Data records:
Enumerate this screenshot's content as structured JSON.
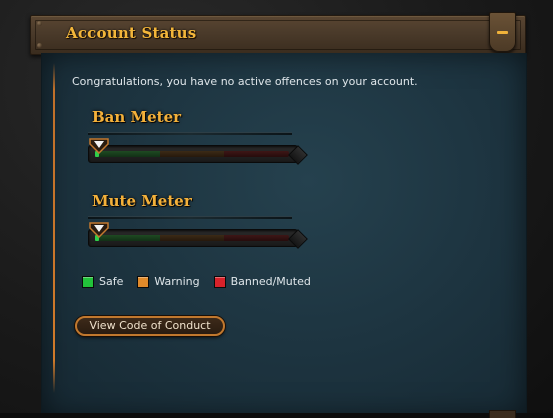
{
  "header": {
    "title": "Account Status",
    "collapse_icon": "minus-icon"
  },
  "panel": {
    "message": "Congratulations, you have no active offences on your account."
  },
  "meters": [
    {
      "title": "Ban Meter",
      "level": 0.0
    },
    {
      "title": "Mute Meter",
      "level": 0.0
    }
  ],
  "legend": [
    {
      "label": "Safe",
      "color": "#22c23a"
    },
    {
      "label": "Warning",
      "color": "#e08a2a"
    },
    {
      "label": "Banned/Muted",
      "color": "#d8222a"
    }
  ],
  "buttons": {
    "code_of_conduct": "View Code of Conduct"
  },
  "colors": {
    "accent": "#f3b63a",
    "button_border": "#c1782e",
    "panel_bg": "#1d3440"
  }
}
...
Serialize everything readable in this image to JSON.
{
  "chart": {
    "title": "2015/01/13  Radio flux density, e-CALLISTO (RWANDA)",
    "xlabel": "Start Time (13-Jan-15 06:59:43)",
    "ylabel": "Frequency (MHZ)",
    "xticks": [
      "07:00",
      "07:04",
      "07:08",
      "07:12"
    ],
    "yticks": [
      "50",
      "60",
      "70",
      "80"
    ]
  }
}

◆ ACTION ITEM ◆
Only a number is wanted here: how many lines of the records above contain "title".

◆ EXPECTED OUTPUT ◆
4